Unhealthy herds: indirect effects of predators enhance two drivers of disease spread
Article first published online: 26 MAY 2011
© 2011 The Authors. Functional Ecology © 2011 British Ecological Society
Volume 25, Issue 5, pages 945–953, October 2011
How to Cite
Duffy, M. A., Housley, J. M., Penczykowski, R. M., Cáceres, C. E. and Hall, S. R. (2011), Unhealthy herds: indirect effects of predators enhance two drivers of disease spread. Functional Ecology, 25: 945–953. doi: 10.1111/j.1365-2435.2011.01872.x
- Issue published online: 22 SEP 2011
- Article first published online: 26 MAY 2011
- Received 21 December 2010; accepted 27 April 2011 Handling Editor: Frank Messina
- chemical cues;
- dynamic energy budget models;
- Metschnikowia nonconsumptive effects;
- trait-mediated indirect effects;
- trait-mediated indirect interactions

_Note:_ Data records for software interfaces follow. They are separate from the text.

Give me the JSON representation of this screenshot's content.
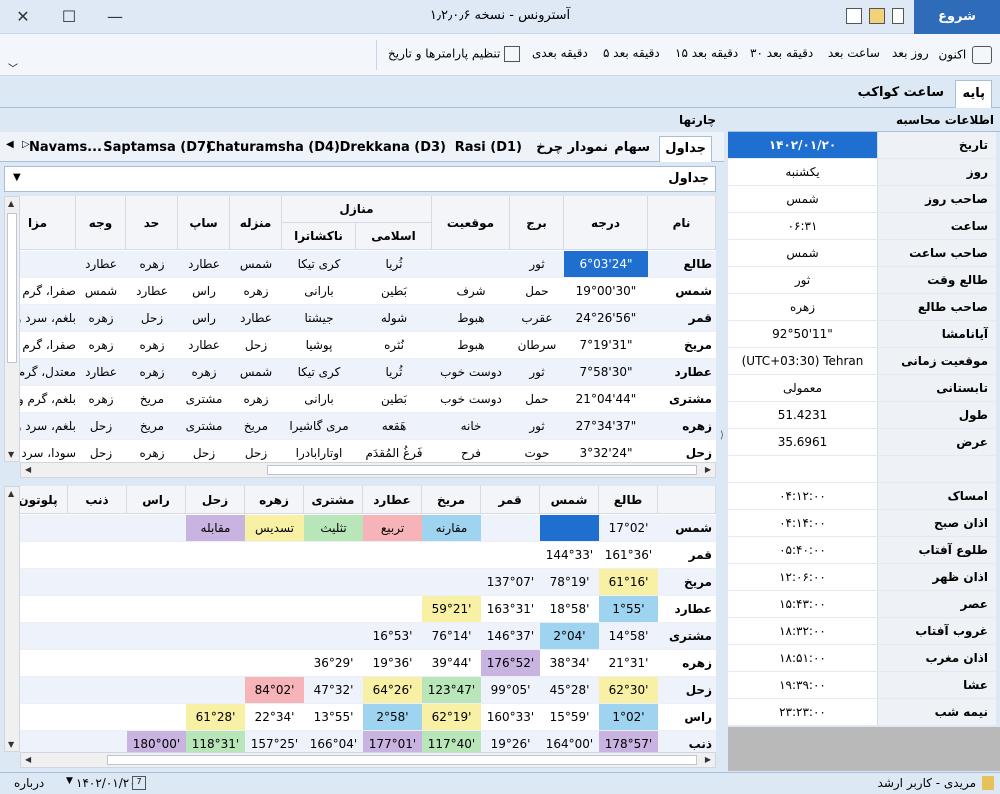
{
  "window": {
    "title": "آسترونس - نسخه ۱٫۲٫۰٫۶",
    "tab_start": "شروع"
  },
  "ribbon": {
    "now": "اکنون",
    "next_day": "روز بعد",
    "next_hour": "ساعت بعد",
    "min30": "۳۰ دقیقه بعد",
    "min15": "۱۵ دقیقه بعد",
    "min5": "۵ دقیقه بعد",
    "next_min": "دقیقه بعدی",
    "set_params": "تنظیم پارامترها و تاریخ"
  },
  "pagetabs": {
    "base": "پایه",
    "planet_hours": "ساعت کواکب"
  },
  "calc": {
    "header": "اطلاعات محاسبه",
    "rows": [
      {
        "label": "تاریخ",
        "value": "۱۴۰۲/۰۱/۲۰"
      },
      {
        "label": "روز",
        "value": "یکشنبه"
      },
      {
        "label": "صاحب روز",
        "value": "شمس"
      },
      {
        "label": "ساعت",
        "value": "۰۶:۳۱"
      },
      {
        "label": "صاحب ساعت",
        "value": "شمس"
      },
      {
        "label": "طالع وقت",
        "value": "ثور"
      },
      {
        "label": "صاحب طالع",
        "value": "زهره"
      },
      {
        "label": "آیانامشا",
        "value": "92°50'11\""
      },
      {
        "label": "موقعیت زمانی",
        "value": "(UTC+03:30) Tehran"
      },
      {
        "label": "تابستانی",
        "value": "معمولی"
      },
      {
        "label": "طول",
        "value": "51.4231"
      },
      {
        "label": "عرض",
        "value": "35.6961"
      },
      {
        "label": "",
        "value": ""
      },
      {
        "label": "امساک",
        "value": "۰۴:۱۲:۰۰"
      },
      {
        "label": "اذان صبح",
        "value": "۰۴:۱۴:۰۰"
      },
      {
        "label": "طلوع آفتاب",
        "value": "۰۵:۴۰:۰۰"
      },
      {
        "label": "اذان ظهر",
        "value": "۱۲:۰۶:۰۰"
      },
      {
        "label": "عصر",
        "value": "۱۵:۴۳:۰۰"
      },
      {
        "label": "غروب آفتاب",
        "value": "۱۸:۳۲:۰۰"
      },
      {
        "label": "اذان مغرب",
        "value": "۱۸:۵۱:۰۰"
      },
      {
        "label": "عشا",
        "value": "۱۹:۳۹:۰۰"
      },
      {
        "label": "نیمه شب",
        "value": "۲۳:۲۳:۰۰"
      }
    ]
  },
  "charts": {
    "header": "چارتها",
    "tabs": [
      "جداول",
      "سهام",
      "نمودار چرخ",
      "Rasi (D1)",
      "Drekkana (D3)",
      "Chaturamsha (D4)",
      "Saptamsa (D7)",
      "Navams..."
    ],
    "combo": "جداول"
  },
  "table1": {
    "headers": {
      "name": "نام",
      "degree": "درجه",
      "sign": "برج",
      "position": "موقعیت",
      "manazil": "منازل",
      "islamic": "اسلامی",
      "nakshatra": "ناکشاترا",
      "manzele": "منزله",
      "sap": "ساپ",
      "had": "حد",
      "vajh": "وجه",
      "mezaj": "مزا"
    },
    "rows": [
      [
        "طالع",
        "6°03'24\"",
        "ثور",
        "",
        "ثُریا",
        "کری تیکا",
        "شمس",
        "عطارد",
        "زهره",
        "عطارد",
        ""
      ],
      [
        "شمس",
        "19°00'30\"",
        "حمل",
        "شرف",
        "بَطین",
        "بارانی",
        "زهره",
        "راس",
        "عطارد",
        "شمس",
        "صفرا، گرم و"
      ],
      [
        "قمر",
        "24°26'56\"",
        "عقرب",
        "هبوط",
        "شوله",
        "جیشتا",
        "عطارد",
        "راس",
        "زحل",
        "زهره",
        "بلغم، سرد و"
      ],
      [
        "مریخ",
        "7°19'31\"",
        "سرطان",
        "هبوط",
        "نُثره",
        "پوشیا",
        "زحل",
        "عطارد",
        "زهره",
        "زهره",
        "صفرا، گرم و"
      ],
      [
        "عطارد",
        "7°58'30\"",
        "ثور",
        "دوست خوب",
        "ثُریا",
        "کری تیکا",
        "شمس",
        "زهره",
        "زهره",
        "عطارد",
        "معتدل، گرم"
      ],
      [
        "مشتری",
        "21°04'44\"",
        "حمل",
        "دوست خوب",
        "بَطین",
        "بارانی",
        "زهره",
        "مشتری",
        "مریخ",
        "زهره",
        "بلغم، گرم و"
      ],
      [
        "زهره",
        "27°34'37\"",
        "ثور",
        "خانه",
        "هَقعه",
        "مری گاشیرا",
        "مریخ",
        "مشتری",
        "مریخ",
        "زحل",
        "بلغم، سرد و"
      ],
      [
        "زحل",
        "3°32'24\"",
        "حوت",
        "فرح",
        "فَرغُ المُقدَم",
        "اوتارابادرا",
        "زحل",
        "زحل",
        "زهره",
        "زحل",
        "سودا، سرد و"
      ]
    ]
  },
  "table2": {
    "headers": [
      "طالع",
      "شمس",
      "قمر",
      "مریخ",
      "عطارد",
      "مشتری",
      "زهره",
      "زحل",
      "راس",
      "ذنب",
      "پلوتون"
    ],
    "rows": [
      {
        "name": "شمس",
        "cells": [
          "17°02'",
          "",
          "",
          "مقارنه",
          "تربیع",
          "تثلیث",
          "تسدیس",
          "مقابله",
          "",
          "",
          ""
        ]
      },
      {
        "name": "قمر",
        "cells": [
          "161°36'",
          "144°33'",
          "",
          "",
          "",
          "",
          "",
          "",
          "",
          "",
          ""
        ]
      },
      {
        "name": "مریخ",
        "cells": [
          "61°16'",
          "78°19'",
          "137°07'",
          "",
          "",
          "",
          "",
          "",
          "",
          "",
          ""
        ]
      },
      {
        "name": "عطارد",
        "cells": [
          "1°55'",
          "18°58'",
          "163°31'",
          "59°21'",
          "",
          "",
          "",
          "",
          "",
          "",
          ""
        ]
      },
      {
        "name": "مشتری",
        "cells": [
          "14°58'",
          "2°04'",
          "146°37'",
          "76°14'",
          "16°53'",
          "",
          "",
          "",
          "",
          "",
          ""
        ]
      },
      {
        "name": "زهره",
        "cells": [
          "21°31'",
          "38°34'",
          "176°52'",
          "39°44'",
          "19°36'",
          "36°29'",
          "",
          "",
          "",
          "",
          ""
        ]
      },
      {
        "name": "زحل",
        "cells": [
          "62°30'",
          "45°28'",
          "99°05'",
          "123°47'",
          "64°26'",
          "47°32'",
          "84°02'",
          "",
          "",
          "",
          ""
        ]
      },
      {
        "name": "راس",
        "cells": [
          "1°02'",
          "15°59'",
          "160°33'",
          "62°19'",
          "2°58'",
          "13°55'",
          "22°34'",
          "61°28'",
          "",
          "",
          ""
        ]
      },
      {
        "name": "ذنب",
        "cells": [
          "178°57'",
          "164°00'",
          "19°26'",
          "117°40'",
          "177°01'",
          "166°04'",
          "157°25'",
          "118°31'",
          "180°00'",
          "",
          ""
        ]
      }
    ],
    "colors": {
      "conj": "#9fd4f0",
      "square": "#f6b3b8",
      "trine": "#b8e6b8",
      "sextile": "#f7f0a5",
      "opp": "#c9b3e0",
      "sel": "#1e6fd0"
    }
  },
  "status": {
    "user": "مریدی - کاربر ارشد",
    "date": "۱۴۰۲/۰۱/۲۰",
    "about": "درباره"
  }
}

1. Predators could reduce disease prevalence in prey populations by culling infected hosts and reducing host density. However, recently observed positive correlations between predator density and disease burdens in prey/hosts suggest that predators do not always ‘keep the herds healthy’. Several possible mechanisms could explain this ‘unhealthy herds’ effect, including a predator-induced change in prey/host traits which enhances susceptibility or alters other epidemiologically important traits.
2. Here, we use an invertebrate predator, zooplankton host, yeast parasite system to demonstrate such trait-mediated indirect effects. We exposed ten genotypes of the prey/host Daphnia dentifera to infochemicals (‘kairomones’) produced by the invertebrate predator Chaoborus and to a yeast parasite.
3. We found that kairomone exposure induced larger and more susceptible D. dentifera. Clones that showed substantial increases in body length also yielded more spores upon death. However, exposure to kairomones did not alter reproduction from uninfected hosts. All of these results were captured with a dynamic energy budget model of parasitism.
4. Overall, our empirical and theoretical results show that predators can have strong indirect effects on host–parasite interactions that could produce positive correlations between predation intensity and disease burden.